Repot in the spring or summer when your plant is actively growing, using a succulent potting mix for best results.
Graptopetalum pachyphyllum does not require any dormancy period and will continue to grow year-round in bright light or full sun.
There is no need to give your plant a ‘resting’ period when it seems slow-growing, just keep watering regularly during the active growth season until you notice new leaves forming at the base.
For a short winter rest, place your pachyphyllum in a cool room at around 13 degrees Celsius from November until February when it will shed its leaves and enter a period of dormancy. At this time, you should stop watering the plant or give very light infrequent waterings to prevent rot from setting in. Once growth begins in spring you can resume normal watering and feeding.
Flowers & fragrance
One of the best things about graptopetalum pachyphyllum is that it’s one of few members in this genus to produce blooms.
The bell-shaped flowers appear on short stalks and are usually white or pink with yellow tips, though some varieties may have more red tones than others which can make them look very attractive.
The flowers are not particularly fragrant, but graptopetalum pachyphyllum is a popular choice for pot plants as it looks great even if no blooms appear! When the plant does bloom, though, you can enjoy its small white or pink flowers with yellow tips and red veins which have a light lemon fragrance.
Graptopetalum pachyphyllum is one of the slowest growing members in this genus and does not need much maintenance apart from regular watering.
Graptopetalum pachyphyllum is not toxic to pets or humans.

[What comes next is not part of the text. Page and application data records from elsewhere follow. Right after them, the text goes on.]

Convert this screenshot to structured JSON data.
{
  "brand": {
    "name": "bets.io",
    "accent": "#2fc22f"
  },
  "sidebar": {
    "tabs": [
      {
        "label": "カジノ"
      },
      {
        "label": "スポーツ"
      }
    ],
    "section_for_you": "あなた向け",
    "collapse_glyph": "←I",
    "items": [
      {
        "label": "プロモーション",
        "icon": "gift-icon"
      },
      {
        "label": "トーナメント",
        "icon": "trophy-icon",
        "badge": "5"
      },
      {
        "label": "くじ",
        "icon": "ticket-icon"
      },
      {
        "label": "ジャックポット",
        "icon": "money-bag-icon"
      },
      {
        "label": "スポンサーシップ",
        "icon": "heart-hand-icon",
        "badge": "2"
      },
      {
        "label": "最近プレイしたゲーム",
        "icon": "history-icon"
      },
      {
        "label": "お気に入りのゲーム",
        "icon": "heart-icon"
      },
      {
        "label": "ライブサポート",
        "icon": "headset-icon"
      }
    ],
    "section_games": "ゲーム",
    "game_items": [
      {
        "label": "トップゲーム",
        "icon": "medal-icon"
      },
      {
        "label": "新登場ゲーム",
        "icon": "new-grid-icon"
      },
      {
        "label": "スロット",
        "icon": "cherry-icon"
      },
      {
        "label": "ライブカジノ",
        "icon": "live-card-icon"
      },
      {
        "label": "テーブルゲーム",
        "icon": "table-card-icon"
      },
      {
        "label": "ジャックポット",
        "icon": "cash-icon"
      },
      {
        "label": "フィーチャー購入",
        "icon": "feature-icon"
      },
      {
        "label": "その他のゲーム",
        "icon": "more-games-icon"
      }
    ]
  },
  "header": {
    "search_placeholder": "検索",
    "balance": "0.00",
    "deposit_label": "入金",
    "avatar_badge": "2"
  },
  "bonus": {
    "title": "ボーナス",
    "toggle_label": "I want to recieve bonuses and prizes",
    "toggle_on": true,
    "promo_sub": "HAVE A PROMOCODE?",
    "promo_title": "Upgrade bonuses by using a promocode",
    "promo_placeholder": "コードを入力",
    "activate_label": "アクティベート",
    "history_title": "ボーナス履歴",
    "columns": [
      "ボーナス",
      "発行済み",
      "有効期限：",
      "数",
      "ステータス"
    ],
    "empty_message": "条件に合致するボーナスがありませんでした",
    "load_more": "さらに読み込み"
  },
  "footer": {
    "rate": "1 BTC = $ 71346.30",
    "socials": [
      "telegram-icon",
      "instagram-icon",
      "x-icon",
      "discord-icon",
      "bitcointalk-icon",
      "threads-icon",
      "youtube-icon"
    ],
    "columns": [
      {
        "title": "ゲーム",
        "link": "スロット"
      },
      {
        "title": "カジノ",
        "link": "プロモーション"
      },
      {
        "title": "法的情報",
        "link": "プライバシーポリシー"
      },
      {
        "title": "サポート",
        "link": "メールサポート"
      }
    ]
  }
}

However, it does contain oxalic acid which can irritate skin and eyes so you should wear gloves when handling the plant if your skin is sensitive to this compound. Also, make sure any cuts are covered with a waterproof bandage after touching the plant to prevent potential irritation.
To avoid problems, keep your graptopetalum out of reach of children and pets who may rub their eyes or mouth after touching the plant by accident.
USDA Hardiness Zones
Graptopetalum pachyphyllum can be grown outdoors in USDA Hardiness Zones 11-12 where it will remain evergreen throughout the year.
However, if you want to grow your graptopetalum indoors then it’s best suited for zones 14-24 which require winter temperatures below 13 degrees Fahrenheit (-12 degrees Celsius).
Pests and diseases
Graptopetalum pachyphyllum is not particularly prone to pests or diseases, but watch out for mealybugs and scale insects that may appear on indoor plants.
If you notice any signs of an infestation then use a cotton swab dipped in rubbing alcohol (isopropyl) to remove the pests by dabbing them directly. Repeat this process as necessary until all signs of infestation have disappeared and are sure to discard the cotton swabs after use since they can harbor eggs which will continue the infestation cycle if not disposed of properly.
Graptopetalum pachyphyllum is a slow-growing succulent with attractive leaves and small bell-shaped blooms which you won’t need to repot very often.
This plant does not require any dormancy period and can be kept in bright light or full sun, making it an excellent choice for busy gardeners who can’t always pay attention to their plants.